However, when Cosby dies, we can be sure that he will be remembered as the man who let the entirety of the Black community down. White America still views the fictional Huxtables as the only example of a positive black family—one of the few times we’ve seen a Black husband and wife raise a family together without having to struggle. White America believes that Cosby was the father figure that we, as fatherless children, never had.
But Cosby is no leader to the Black community. He actually despises us. And as someone who grew up in a nuclear home with two loving parents, I didn’t need the Huxtables to know that Black love and the Black family exists. So now that Cosby is an accused serial rapist, I feel no allegiance to him, and see no reason to defend him or his legacy.
Let him be exposed for the rapist that he is. Let's condemn him in the media, dishonor his name, and take away whatever accomplishments or honorary titles he may have been given.

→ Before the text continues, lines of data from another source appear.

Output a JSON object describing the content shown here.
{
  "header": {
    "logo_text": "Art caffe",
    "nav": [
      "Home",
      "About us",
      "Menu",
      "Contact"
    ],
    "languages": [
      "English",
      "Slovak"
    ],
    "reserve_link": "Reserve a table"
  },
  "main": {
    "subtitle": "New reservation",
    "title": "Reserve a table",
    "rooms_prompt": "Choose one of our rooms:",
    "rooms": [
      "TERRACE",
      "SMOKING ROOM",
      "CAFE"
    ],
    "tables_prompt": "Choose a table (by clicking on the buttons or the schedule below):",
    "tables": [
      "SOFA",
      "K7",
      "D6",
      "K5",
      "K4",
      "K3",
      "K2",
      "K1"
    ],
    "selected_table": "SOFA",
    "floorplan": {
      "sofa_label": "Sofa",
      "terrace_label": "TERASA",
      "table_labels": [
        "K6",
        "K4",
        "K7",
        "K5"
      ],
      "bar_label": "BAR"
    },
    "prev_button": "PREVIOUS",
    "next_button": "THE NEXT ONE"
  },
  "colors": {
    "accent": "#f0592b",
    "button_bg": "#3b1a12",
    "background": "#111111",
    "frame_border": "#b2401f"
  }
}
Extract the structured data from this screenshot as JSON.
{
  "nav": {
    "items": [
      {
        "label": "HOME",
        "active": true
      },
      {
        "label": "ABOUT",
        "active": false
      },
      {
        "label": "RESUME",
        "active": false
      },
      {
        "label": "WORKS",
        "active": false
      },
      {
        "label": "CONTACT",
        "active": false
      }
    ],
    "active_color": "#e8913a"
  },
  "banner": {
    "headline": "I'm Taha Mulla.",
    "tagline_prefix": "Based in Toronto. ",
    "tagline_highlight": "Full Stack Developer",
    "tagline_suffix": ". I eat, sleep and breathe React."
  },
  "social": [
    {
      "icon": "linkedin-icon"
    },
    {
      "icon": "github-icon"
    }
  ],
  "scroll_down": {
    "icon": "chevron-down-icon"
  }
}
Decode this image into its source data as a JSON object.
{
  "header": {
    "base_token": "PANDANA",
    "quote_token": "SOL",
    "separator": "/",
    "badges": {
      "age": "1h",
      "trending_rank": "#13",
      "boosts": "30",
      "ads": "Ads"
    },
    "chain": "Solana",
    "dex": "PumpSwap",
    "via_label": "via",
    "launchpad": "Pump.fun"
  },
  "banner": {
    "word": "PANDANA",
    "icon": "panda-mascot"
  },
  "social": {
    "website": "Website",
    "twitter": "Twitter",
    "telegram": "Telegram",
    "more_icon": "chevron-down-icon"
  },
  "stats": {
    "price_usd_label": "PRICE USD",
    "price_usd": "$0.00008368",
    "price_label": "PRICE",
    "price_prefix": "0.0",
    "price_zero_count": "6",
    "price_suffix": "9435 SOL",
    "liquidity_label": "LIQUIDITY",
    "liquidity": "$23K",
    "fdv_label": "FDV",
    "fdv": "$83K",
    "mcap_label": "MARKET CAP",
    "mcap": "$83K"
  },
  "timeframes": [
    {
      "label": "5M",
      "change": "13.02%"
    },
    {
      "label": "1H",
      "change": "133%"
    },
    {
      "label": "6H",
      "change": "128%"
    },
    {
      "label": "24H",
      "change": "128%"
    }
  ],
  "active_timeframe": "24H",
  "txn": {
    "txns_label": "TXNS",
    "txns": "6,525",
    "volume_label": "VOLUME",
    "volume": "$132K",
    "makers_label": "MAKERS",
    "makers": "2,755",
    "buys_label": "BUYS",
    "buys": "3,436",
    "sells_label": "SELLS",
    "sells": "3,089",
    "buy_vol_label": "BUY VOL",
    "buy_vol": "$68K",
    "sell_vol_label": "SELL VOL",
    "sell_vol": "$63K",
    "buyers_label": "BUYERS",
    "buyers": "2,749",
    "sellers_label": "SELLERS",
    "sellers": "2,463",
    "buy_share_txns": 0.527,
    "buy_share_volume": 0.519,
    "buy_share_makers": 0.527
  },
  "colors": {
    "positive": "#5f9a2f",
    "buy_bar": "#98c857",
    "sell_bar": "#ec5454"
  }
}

But also, let’s just not forget to do the same for David Bowie, Hugh Hefner, Woody Allen, Roman Polanski, Jimmy Page, James Franco (who, within the past couple of years, attempted to arrange a hotel hook-up with a 17-year-old girl), Bill Clinton, Ben Roethlisberger, Jerry Sandusky, Terry Richardson, Gerard Depardieu, Donald Trump, Bryan Singer, Jerry Seinfeld, and the many other white men of power and fame who continue to rape and sexually abuse women and girls with impunity and protection.
We often use the words “allegation” or “alleged” when discussing these men’s crimes, since this is proper and protective protocol employed by the media, but this is often used as a dismissive tactic toward victims. Whenever someone is raped—whether their rapist was famous or not—we question the validity of their claim. It is easier for people to give the rapist the benefit of doubt than it is for them to believe the one who has been abused.
For example, Dylan Farrow courageously wrote an open letter regarding the sexual abuse and trauma caused by Woody Allen. The letter was published in The New York Times under Nicholas Kristof’s column where he prefaced her open letter with a disclaimer stating, “It’s important to note that Woody Allen was never prosecuted in this case and has consistently denied wrongdoing; he deserves the presumption of innocence.”
When we intersect and factor in race along with privilege, we see that when a rapist is white—especially if his victim was a person of color—it is more difficult for his accuser to seek justice, or even believed. We need to have an intersectional approach to deconstructing rape culture; one that includes race, gender/gender nonconformity, class, documentation status, body type, mental and physical abilities, and age. And while all rapists deserve to be punished, not all rapists will be. Especially when you consider race, class, and other variations of privilege.
We must continue to have these uncomfortable conversations and be honest with ourselves about the people we admire and, most importantly, the people we love. Rapists benefit from silence and are protected by doubt. We must understand that we all perpetuate rape culture and have internalized it as well. We must ensure justice and support for all victims.
We must hold all rapists accountable.
Photo: Everett Collection / Shutterstock
Bobby London is co-host of On Resistance Radio on 90.7 FM KPFK and a Los Angeles based writer and journalist. You can find her writing on ThisIsBobbyLondon.com and on CounterPunch.org.